Supplied entries

********

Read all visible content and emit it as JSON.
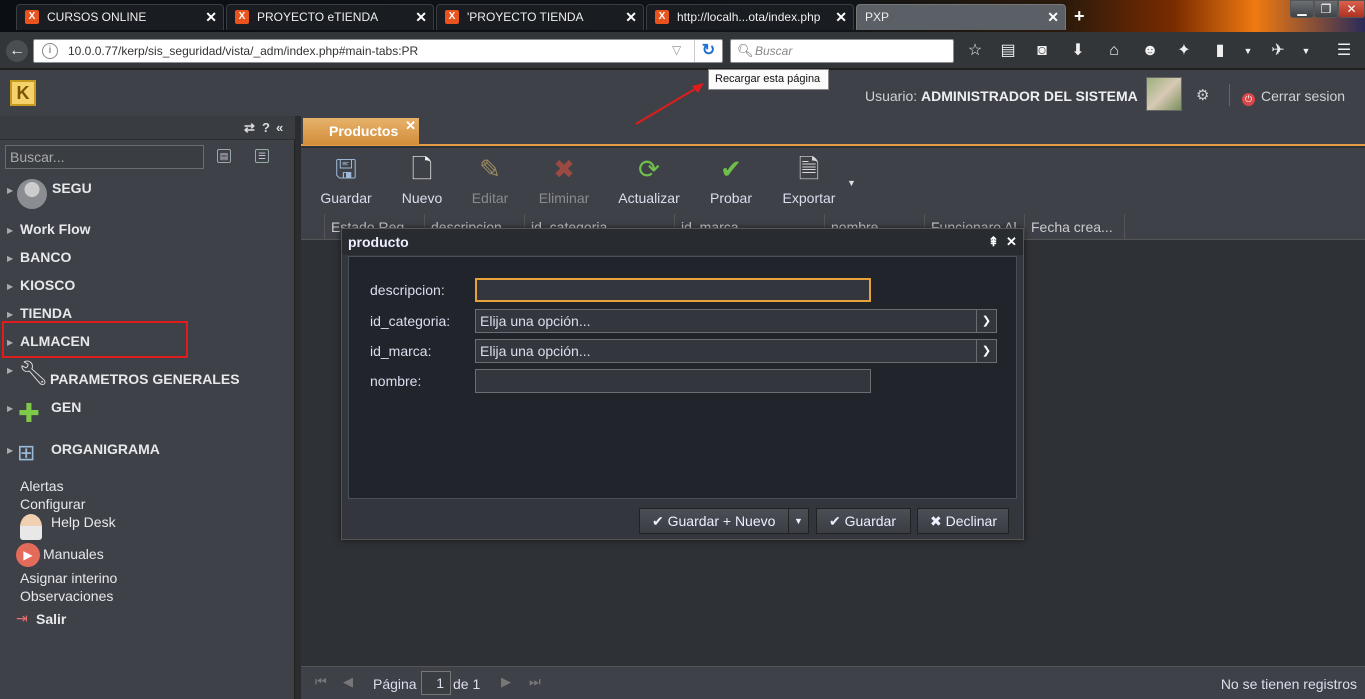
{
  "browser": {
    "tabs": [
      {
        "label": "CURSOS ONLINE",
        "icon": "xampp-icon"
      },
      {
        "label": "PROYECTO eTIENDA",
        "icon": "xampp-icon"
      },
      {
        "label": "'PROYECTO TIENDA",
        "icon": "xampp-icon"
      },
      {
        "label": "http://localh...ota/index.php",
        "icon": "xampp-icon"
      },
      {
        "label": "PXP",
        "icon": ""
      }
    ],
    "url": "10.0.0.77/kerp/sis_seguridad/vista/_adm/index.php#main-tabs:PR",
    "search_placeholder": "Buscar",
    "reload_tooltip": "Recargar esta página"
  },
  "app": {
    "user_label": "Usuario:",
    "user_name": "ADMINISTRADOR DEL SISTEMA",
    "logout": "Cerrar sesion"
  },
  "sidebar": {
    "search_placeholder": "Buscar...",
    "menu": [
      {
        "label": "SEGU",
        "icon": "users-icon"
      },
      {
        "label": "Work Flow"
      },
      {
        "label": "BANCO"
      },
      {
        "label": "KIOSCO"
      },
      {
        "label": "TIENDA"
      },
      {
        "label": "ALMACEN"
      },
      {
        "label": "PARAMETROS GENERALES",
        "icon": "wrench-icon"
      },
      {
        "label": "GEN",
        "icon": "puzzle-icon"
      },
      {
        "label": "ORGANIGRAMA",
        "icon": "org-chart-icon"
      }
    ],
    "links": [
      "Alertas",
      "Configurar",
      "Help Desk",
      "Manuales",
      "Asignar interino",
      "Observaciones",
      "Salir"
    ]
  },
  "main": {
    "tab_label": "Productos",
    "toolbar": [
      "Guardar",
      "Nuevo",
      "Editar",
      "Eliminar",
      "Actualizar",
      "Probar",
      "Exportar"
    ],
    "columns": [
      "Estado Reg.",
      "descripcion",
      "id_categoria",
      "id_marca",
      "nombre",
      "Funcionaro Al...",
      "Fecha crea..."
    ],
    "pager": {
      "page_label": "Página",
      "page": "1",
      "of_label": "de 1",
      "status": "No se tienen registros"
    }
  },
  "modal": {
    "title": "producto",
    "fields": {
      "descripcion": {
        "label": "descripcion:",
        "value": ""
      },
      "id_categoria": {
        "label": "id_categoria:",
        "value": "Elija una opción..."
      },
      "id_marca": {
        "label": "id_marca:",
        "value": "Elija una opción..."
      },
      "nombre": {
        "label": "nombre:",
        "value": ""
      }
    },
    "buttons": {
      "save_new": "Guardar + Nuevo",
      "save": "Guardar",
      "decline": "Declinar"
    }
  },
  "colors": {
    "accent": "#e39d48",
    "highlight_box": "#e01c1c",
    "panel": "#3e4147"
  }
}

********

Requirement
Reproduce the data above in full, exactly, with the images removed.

Answer below
Read all visible content and emit it as JSON.
{
  "browser": {
    "tabs": [
      {
        "label": "CURSOS ONLINE",
        "icon": "xampp-icon"
      },
      {
        "label": "PROYECTO eTIENDA",
        "icon": "xampp-icon"
      },
      {
        "label": "'PROYECTO TIENDA",
        "icon": "xampp-icon"
      },
      {
        "label": "http://localh...ota/index.php",
        "icon": "xampp-icon"
      },
      {
        "label": "PXP",
        "icon": ""
      }
    ],
    "url": "10.0.0.77/kerp/sis_seguridad/vista/_adm/index.php#main-tabs:PR",
    "search_placeholder": "Buscar",
    "reload_tooltip": "Recargar esta página"
  },
  "app": {
    "user_label": "Usuario:",
    "user_name": "ADMINISTRADOR DEL SISTEMA",
    "logout": "Cerrar sesion"
  },
  "sidebar": {
    "search_placeholder": "Buscar...",
    "menu": [
      {
        "label": "SEGU",
        "icon": "users-icon"
      },
      {
        "label": "Work Flow"
      },
      {
        "label": "BANCO"
      },
      {
        "label": "KIOSCO"
      },
      {
        "label": "TIENDA"
      },
      {
        "label": "ALMACEN"
      },
      {
        "label": "PARAMETROS GENERALES",
        "icon": "wrench-icon"
      },
      {
        "label": "GEN",
        "icon": "puzzle-icon"
      },
      {
        "label": "ORGANIGRAMA",
        "icon": "org-chart-icon"
      }
    ],
    "links": [
      "Alertas",
      "Configurar",
      "Help Desk",
      "Manuales",
      "Asignar interino",
      "Observaciones",
      "Salir"
    ]
  },
  "main": {
    "tab_label": "Productos",
    "toolbar": [
      "Guardar",
      "Nuevo",
      "Editar",
      "Eliminar",
      "Actualizar",
      "Probar",
      "Exportar"
    ],
    "columns": [
      "Estado Reg.",
      "descripcion",
      "id_categoria",
      "id_marca",
      "nombre",
      "Funcionaro Al...",
      "Fecha crea..."
    ],
    "pager": {
      "page_label": "Página",
      "page": "1",
      "of_label": "de 1",
      "status": "No se tienen registros"
    }
  },
  "modal": {
    "title": "producto",
    "fields": {
      "descripcion": {
        "label": "descripcion:",
        "value": ""
      },
      "id_categoria": {
        "label": "id_categoria:",
        "value": "Elija una opción..."
      },
      "id_marca": {
        "label": "id_marca:",
        "value": "Elija una opción..."
      },
      "nombre": {
        "label": "nombre:",
        "value": ""
      }
    },
    "buttons": {
      "save_new": "Guardar + Nuevo",
      "save": "Guardar",
      "decline": "Declinar"
    }
  },
  "colors": {
    "accent": "#e39d48",
    "highlight_box": "#e01c1c",
    "panel": "#3e4147"
  }
}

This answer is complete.